She had tried so hard, so fucking hard; the five AM runs through the empty streets so nobody would see her, the aerobic DVDs, the celeb diets, the self-improvement books; confidence building, conversation guides, philosophy, and she had come so close to being the confident, thin, celebrity-like person she wanted to be, but now this.

She thanked God that her flatmates were asleep when she got in, giving her time to come up with a suitable lie for what had happened tonight. In her room was her own personal fridge with its door barely visible behind meal plans, a forbidden food list, an exercise regime and magnets of topless male pop-stars, actors and models and bikini clad women.

She pulled off her skinny jeans (that she had to order online as her size wasn’t available on the high street), pulled off her reduction underwear and her brassiere, scrubbed the make-up from her face and opened the fridge. Behind a half-eaten cake, fizzy drinks cans, cheeses and biscuits was the freezer compartment. She picked out an ice cream tub that was missing its lid and grabbed hold of the spoon stuck inside, bending its handle until a frozen-solid lump broke away.

She stuffed it into her mouth and looked at herself in the mirror across the room. All five foot three and fifteen stone of her was illuminated in the darkness by the soft yellow light from the fridge, all her body’s folds and cellulite exposed, the contouring make-up removed along with any hint of a cheekbone or jawline; she admitted that he had had a point, that she had deceived him by hiding her true self behind the image of what she wanted to be.

The ice cream acted as a gag, preventing her sobs from reaching the ears of her flatmates.
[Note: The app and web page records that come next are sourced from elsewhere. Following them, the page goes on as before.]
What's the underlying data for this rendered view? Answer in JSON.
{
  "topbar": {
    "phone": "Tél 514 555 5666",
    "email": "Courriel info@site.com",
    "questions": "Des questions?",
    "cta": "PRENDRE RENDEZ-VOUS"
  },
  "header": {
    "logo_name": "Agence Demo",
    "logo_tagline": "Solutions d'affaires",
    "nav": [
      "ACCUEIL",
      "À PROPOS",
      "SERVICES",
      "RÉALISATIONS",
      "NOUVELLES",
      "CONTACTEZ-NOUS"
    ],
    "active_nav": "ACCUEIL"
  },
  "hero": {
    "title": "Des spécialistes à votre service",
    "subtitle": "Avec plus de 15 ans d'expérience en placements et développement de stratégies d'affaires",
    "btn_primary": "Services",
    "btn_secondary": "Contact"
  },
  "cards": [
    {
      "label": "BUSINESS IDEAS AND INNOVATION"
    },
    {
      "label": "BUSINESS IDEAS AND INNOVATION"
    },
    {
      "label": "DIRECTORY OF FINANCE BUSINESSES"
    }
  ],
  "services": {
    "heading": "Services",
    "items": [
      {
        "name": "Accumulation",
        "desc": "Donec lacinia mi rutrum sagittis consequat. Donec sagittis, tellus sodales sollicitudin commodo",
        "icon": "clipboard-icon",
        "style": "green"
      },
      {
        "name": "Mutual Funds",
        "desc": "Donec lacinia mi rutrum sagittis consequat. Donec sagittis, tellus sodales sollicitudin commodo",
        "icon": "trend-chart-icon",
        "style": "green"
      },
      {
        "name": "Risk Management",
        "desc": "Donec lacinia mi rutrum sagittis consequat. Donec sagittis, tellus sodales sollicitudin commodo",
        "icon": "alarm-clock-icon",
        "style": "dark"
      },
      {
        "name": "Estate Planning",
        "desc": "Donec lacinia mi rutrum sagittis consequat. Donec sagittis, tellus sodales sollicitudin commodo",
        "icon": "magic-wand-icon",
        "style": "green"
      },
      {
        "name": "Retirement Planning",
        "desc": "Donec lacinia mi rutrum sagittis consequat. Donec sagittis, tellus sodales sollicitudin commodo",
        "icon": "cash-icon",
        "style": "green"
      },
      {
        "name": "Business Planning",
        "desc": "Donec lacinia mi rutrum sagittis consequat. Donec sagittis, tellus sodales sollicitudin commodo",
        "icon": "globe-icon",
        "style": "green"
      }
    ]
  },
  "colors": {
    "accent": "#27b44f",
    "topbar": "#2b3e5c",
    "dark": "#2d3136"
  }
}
Her warm tears helped soften the ice cream in the tub, making it easier for her to dig the spoon in.

P.S. I wrote Tinder a long time ago. to read something serious, try my novel Vagabundo.